    Why don’t MUNI restore full service back to the Mission? The #12 no longer goes past the financial district from Van Ness & Jackson. #27 has yet to be restored nor has #33.

    So screw these CRAZY SCHEMES and bring back parking in our neighborhoods and busses to serve our residential and commercial neighborhoods. Stop sacrificing our neighborhoods to PLEASE the financial big wigs downtown!!!

    1. What’s crazy about allowing the streets to be used for pedestrians, bicyclists, scooters, and the people who live in the neighborhood? Many of the businesses appreciate the slow streets because it makes it more pleasant for people to use the new parklets that have sprung up. Increased foot traffic seems pretty good for the businesses actually.

      Restoring Muni service seems like a separate issue and slow streets are a relatively low cost way of improving quality of life. I’m only familiar with a handful of slow streets but to my knowledge, none of them have bus routes.

      Slow streets don’t take any parking away. Spots are taken away for parklets but I’d gladly trade a handful of parking spaces to enjoy the parklets and be able to walk around my neighborhood safely. Regardless, we’re talking about a tiny percentage of city streets being used in a different way. How is improving the residents quality of life “sacrificing our neighborhoods to please the financial bigwigs downtown”? I’m confused by who these bigwigs are and why they’re so interested in our neighborhoods being sacrificed to them.

  11. I like the idea of slow streets, but does anyone think that it is working well on 20th Street?

    Most cars swiftly driver around the barriers, and I must be bad, because I also tend to driver around the barriers.

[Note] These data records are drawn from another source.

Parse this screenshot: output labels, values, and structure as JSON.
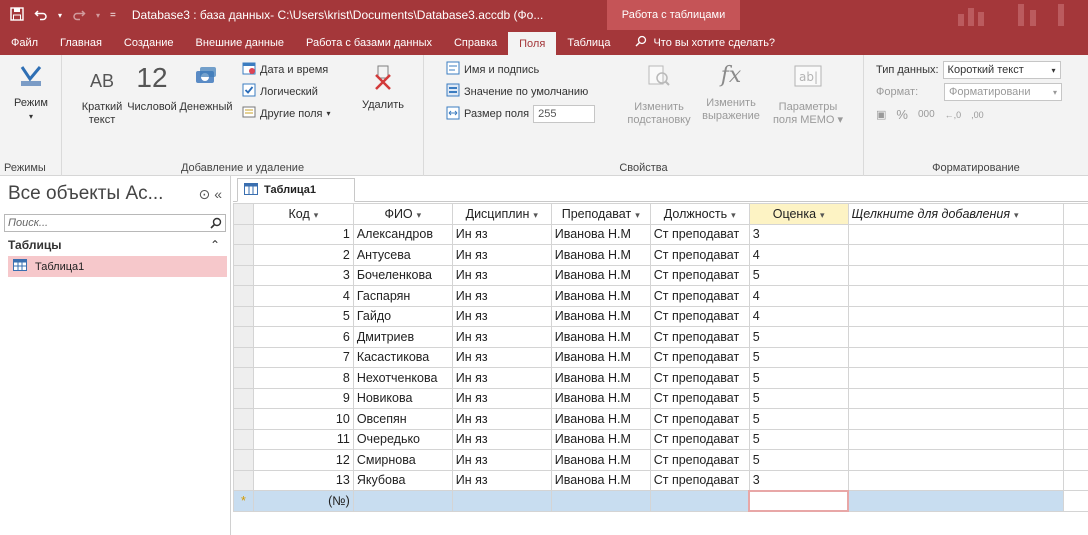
{
  "titlebar": {
    "title": "Database3 : база данных- C:\\Users\\krist\\Documents\\Database3.accdb (Фо...",
    "context": "Работа с таблицами"
  },
  "tabs": [
    {
      "label": "Файл"
    },
    {
      "label": "Главная"
    },
    {
      "label": "Создание"
    },
    {
      "label": "Внешние данные"
    },
    {
      "label": "Работа с базами данных"
    },
    {
      "label": "Справка"
    },
    {
      "label": "Поля"
    },
    {
      "label": "Таблица"
    }
  ],
  "search_tab": "Что вы хотите сделать?",
  "ribbon": {
    "mode_group": {
      "button": "Режим",
      "label": "Режимы"
    },
    "add_group": {
      "short_text": "Краткий",
      "short_text2": "текст",
      "number": "Числовой",
      "currency": "Денежный",
      "ab_glyph": "AB",
      "num_glyph": "12",
      "date_time": "Дата и время",
      "logical": "Логический",
      "other": "Другие поля",
      "delete": "Удалить",
      "label": "Добавление и удаление"
    },
    "props_group": {
      "name_caption": "Имя и подпись",
      "default_value": "Значение по умолчанию",
      "field_size": "Размер поля",
      "field_size_value": "255",
      "modify_lookup": "Изменить",
      "modify_lookup2": "подстановку",
      "modify_expr": "Изменить",
      "modify_expr2": "выражение",
      "memo": "Параметры",
      "memo2": "поля MEMO",
      "label": "Свойства"
    },
    "format_group": {
      "data_type_label": "Тип данных:",
      "data_type_value": "Короткий текст",
      "format_label": "Формат:",
      "format_value": "Форматировани",
      "label": "Форматирование"
    }
  },
  "nav": {
    "title": "Все объекты Ac...",
    "search_placeholder": "Поиск...",
    "group": "Таблицы",
    "item": "Таблица1"
  },
  "doc_tab": "Таблица1",
  "table": {
    "columns": [
      "Код",
      "ФИО",
      "Дисциплин",
      "Преподават",
      "Должность",
      "Оценка",
      "Щелкните для добавления"
    ],
    "rows": [
      [
        "1",
        "Александров",
        "Ин яз",
        "Иванова Н.М",
        "Ст преподават",
        "3"
      ],
      [
        "2",
        "Антусева",
        "Ин яз",
        "Иванова Н.М",
        "Ст преподават",
        "4"
      ],
      [
        "3",
        "Бочеленкова",
        "Ин яз",
        "Иванова Н.М",
        "Ст преподават",
        "5"
      ],
      [
        "4",
        "Гаспарян",
        "Ин яз",
        "Иванова Н.М",
        "Ст преподават",
        "4"
      ],
      [
        "5",
        "Гайдо",
        "Ин яз",
        "Иванова Н.М",
        "Ст преподават",
        "4"
      ],
      [
        "6",
        "Дмитриев",
        "Ин яз",
        "Иванова Н.М",
        "Ст преподават",
        "5"
      ],
      [
        "7",
        "Касастикова",
        "Ин яз",
        "Иванова Н.М",
        "Ст преподават",
        "5"
      ],
      [
        "8",
        "Нехотченкова",
        "Ин яз",
        "Иванова Н.М",
        "Ст преподават",
        "5"
      ],
      [
        "9",
        "Новикова",
        "Ин яз",
        "Иванова Н.М",
        "Ст преподават",
        "5"
      ],
      [
        "10",
        "Овсепян",
        "Ин яз",
        "Иванова Н.М",
        "Ст преподават",
        "5"
      ],
      [
        "11",
        "Очередько",
        "Ин яз",
        "Иванова Н.М",
        "Ст преподават",
        "5"
      ],
      [
        "12",
        "Смирнова",
        "Ин яз",
        "Иванова Н.М",
        "Ст преподават",
        "5"
      ],
      [
        "13",
        "Якубова",
        "Ин яз",
        "Иванова Н.М",
        "Ст преподават",
        "3"
      ]
    ],
    "new_row_marker": "*",
    "new_row_code": "(№)"
  },
  "colors": {
    "brand": "#a4373a",
    "context": "#c55457",
    "new_row": "#c8ddf0",
    "selected_nav": "#f6c8cb"
  }
}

    Are me and many other jerks, or is something else amiss? Or more importantly is there a way to get slow streets to wok in the Mission?

    20th street is the wrong choice. After they forced the Mission St red carpet, traffic flows changed, and 20th became an increasingly important East-West St. I’m guessing that 20th was nominated as a “slow street” because it had the opposite characteristics. Burdened with too much traffic compared to before, and those in front rightly didn’t like that. But a more successful candidate for slow street is a street that already is slow, not one that is overburdened by other polity choices.